Most National League Central ballclubs are running short on time and victories needed to qualify for a postseason berth. Through Sunday, the Cubs were the division’s only club with an above-.500 record.
Priorities, however, remain plentiful and specific for each of the NL Central teams, who typically combine to form one of baseball’s most competitive divisions.
Here’s a look at each NL Central team’s objectives as the regular season’s final weeks approach.
Brewers: Win every series
That was the goal entering the weekend for Brewers manager Craig Counsell, whose club has yet to spend a single day above .500 but is determined to make a third straight trip to the postseason. Despite last week’s 19-0 rout at Detroit, the Brewers have lived near the bottom of MLB’s offensive rankings all season. Winning each of their remaining series could be their ticket, since two of those series are extended affairs against the Cardinals (five games in three days from Monday-Wednesday, then five games in four days at St. Louis to end the regular season). The Brewers’ other remaining series are against the Royals at home and at the Reds. If they attain their goal, it would represent franchise history, since the Brewers have never appeared in the postseason three straight years. -- Adam McCalvy
Cardinals: Make the postseason

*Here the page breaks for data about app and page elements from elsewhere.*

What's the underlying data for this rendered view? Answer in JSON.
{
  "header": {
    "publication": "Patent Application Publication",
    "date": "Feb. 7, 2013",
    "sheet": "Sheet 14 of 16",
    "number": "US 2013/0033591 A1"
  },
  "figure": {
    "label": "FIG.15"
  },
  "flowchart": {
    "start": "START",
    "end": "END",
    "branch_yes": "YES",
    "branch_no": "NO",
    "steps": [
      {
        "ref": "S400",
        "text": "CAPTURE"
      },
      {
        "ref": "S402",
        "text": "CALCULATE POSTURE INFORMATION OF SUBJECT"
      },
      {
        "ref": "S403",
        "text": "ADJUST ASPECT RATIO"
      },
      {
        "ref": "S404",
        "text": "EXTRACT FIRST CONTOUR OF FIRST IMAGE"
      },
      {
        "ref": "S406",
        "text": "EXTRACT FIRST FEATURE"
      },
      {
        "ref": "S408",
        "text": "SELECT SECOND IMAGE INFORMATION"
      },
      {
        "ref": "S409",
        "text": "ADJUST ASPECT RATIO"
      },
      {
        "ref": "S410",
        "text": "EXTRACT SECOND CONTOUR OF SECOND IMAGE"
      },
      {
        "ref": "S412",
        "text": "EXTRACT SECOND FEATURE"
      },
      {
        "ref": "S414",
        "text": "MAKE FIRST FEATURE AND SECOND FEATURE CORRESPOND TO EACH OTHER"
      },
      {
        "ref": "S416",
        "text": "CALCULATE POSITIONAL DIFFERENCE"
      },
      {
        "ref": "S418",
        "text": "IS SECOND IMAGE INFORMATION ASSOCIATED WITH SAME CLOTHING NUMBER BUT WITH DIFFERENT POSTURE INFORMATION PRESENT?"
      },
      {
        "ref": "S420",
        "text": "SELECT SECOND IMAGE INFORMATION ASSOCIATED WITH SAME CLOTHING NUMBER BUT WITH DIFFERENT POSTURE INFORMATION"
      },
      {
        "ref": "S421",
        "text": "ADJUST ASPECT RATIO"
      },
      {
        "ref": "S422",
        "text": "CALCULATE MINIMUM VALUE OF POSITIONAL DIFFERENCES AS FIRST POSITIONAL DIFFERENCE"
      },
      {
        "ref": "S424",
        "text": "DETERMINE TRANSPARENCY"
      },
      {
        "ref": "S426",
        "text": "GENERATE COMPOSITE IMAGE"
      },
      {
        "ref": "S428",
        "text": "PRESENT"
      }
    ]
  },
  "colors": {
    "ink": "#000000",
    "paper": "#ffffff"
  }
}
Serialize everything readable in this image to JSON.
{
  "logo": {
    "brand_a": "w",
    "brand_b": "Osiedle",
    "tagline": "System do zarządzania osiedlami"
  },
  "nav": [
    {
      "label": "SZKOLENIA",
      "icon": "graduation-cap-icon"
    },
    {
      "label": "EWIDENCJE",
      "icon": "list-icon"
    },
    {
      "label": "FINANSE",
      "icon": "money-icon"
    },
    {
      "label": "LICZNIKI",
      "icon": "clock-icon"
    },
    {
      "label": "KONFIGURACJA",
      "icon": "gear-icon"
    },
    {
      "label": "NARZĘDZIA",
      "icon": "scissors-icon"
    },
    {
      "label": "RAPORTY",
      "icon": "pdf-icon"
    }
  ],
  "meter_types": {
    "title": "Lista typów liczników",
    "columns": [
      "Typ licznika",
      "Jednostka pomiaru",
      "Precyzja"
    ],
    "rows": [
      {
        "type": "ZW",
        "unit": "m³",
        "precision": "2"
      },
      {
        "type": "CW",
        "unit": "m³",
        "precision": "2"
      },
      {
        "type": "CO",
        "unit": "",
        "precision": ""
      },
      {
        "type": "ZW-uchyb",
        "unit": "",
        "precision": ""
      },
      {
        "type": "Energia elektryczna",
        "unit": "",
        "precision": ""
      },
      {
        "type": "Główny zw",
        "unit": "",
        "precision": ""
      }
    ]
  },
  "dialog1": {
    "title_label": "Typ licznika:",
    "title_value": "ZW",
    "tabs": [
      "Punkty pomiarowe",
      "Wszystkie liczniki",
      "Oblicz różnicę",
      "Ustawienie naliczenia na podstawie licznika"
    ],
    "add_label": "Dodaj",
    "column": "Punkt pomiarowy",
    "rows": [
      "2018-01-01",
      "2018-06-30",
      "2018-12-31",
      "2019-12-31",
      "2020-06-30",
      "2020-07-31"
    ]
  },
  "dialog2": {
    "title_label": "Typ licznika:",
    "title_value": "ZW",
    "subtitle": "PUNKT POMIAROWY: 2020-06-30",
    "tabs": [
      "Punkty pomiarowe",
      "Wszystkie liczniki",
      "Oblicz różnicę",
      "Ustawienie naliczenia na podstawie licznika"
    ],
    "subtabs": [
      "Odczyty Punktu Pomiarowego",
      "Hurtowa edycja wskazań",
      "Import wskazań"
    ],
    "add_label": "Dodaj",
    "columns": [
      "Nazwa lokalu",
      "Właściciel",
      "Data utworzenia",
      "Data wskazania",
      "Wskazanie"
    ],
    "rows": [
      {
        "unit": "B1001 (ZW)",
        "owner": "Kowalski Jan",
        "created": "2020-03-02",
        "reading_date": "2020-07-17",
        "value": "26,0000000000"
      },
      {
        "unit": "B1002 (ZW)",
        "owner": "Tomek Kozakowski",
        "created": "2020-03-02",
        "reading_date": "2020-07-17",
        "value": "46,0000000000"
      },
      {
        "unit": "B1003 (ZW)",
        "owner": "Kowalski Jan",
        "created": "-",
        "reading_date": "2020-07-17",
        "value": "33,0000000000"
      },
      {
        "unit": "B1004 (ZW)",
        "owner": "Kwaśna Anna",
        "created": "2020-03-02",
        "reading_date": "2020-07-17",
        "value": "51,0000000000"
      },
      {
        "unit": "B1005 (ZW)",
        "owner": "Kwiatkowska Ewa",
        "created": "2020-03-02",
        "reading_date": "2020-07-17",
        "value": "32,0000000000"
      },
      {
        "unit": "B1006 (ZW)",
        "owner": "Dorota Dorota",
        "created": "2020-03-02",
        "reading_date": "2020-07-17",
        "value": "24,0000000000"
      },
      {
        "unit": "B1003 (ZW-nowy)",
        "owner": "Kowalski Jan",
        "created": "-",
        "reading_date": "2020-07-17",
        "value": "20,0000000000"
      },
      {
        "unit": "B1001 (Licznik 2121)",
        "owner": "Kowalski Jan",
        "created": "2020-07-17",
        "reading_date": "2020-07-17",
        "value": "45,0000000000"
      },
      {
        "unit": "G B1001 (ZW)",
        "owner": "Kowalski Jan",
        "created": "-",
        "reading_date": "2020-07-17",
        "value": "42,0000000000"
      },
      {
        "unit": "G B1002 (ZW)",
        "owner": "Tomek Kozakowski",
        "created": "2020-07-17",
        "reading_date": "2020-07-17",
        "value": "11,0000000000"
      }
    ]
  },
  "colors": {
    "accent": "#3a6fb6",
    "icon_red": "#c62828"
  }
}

And what a story it would be if they do, right? After a coronavirus outbreak affected 18 people (10 players) in the organization and paused their schedule for 17 days in August, the Cardinals are playing catch-up with an already condensed schedule packed with doubleheaders and no more scheduled off-days the rest of the regular season. If the Cardinals can get through this stretch -- which includes three doubleheaders just this week -- and into the playoffs, their mission from the start will be accomplished. It’s going to take solid pitching that can cover all of those innings and an offense that can put together rallies against strong opposing pitching. Can they do it? Everyone -- from the front office to players -- is taking each day as it comes, but the Cardinals are in position to make a run into October. -- Anne Rogers
Cubs: Get the stars back on track
The North Siders have been living off their 13-3 start, holding the division’s top spot while sorting through a variety of issues. The back of the bullpen has seemed to find a rhythm of late, while the rotation is still trying to tighten things up behind the duo of Yu Darvish and Kyle Hendricks. The larger issue has been the collective offensive struggles of Kris Bryant, Anthony Rizzo and Javier Báez. Chicago's lineup has been helped by the strong showings from Ian Happ and Jason Heyward, who have bought the core hitters some time to find their swings. As October looms, manager David Ross has emphasized that the goal is to hit a collective stride by the time the playoffs begin. And the Cubs need their stars to play like stars if they want to recapture World Series glory. -- Jordan Bastian
Pirates: Focus on the future
The Pirates need to get their top hitters back on track, as they’ve taken big steps back so far this season. They must get Mitch Keller back in their rotation and keep everyone else healthy to avoid losing valuable development time. They need to clean it up in the field, establishing the fundamentally sound culture that GM Ben Cherington and manager Derek Shelton hope to create. But more than anything, they need to keep seeing what they have and how it might set them up for 2021 and beyond. They should let rookie third baseman Ke'Bryan Hayes play as often as possible. They’ll have to consider if Cole Tucker fits better in the outfield or infield. They only have a few turns through the rotation to get a feel for which starters they can count on heading into next season. They can give hard-throwing relief prospect Blake Cederlind his first look in the Majors. And yes, they can hope to get Josh Bell, Bryan Reynolds, Kevin Newman, Adam Frazier and Gregory Polanco right at the plate, because those players will be valuable for the Pirates whether it’s on the field or in the trade market. -- Adam Berry
Reds: Make the postseason
Before the season was shortened, the Reds invested $166 million in free agents with an eye toward not just contending, but going to the playoffs. In the 60-game format, they’ve struggled to get traction most of the season -- especially offensively -- despite adding Nick Castellanos, Mike Moustakas and Shogo Akiyama to the lineup. Joey Votto and Eugenio Suárez have also lacked consistency while Nick Senzel has been on the injured list a lot. The bullpen has found itself lately after a rough first month. If Cincinnati can sneak into the postseason with a hot final two weeks, they have the rotation strength with Trevor Bauer and Luis Castillo leading the way and a good collection of late-inning relievers to be very dangerous in October. But they have to get there first. -- Mark Sheldon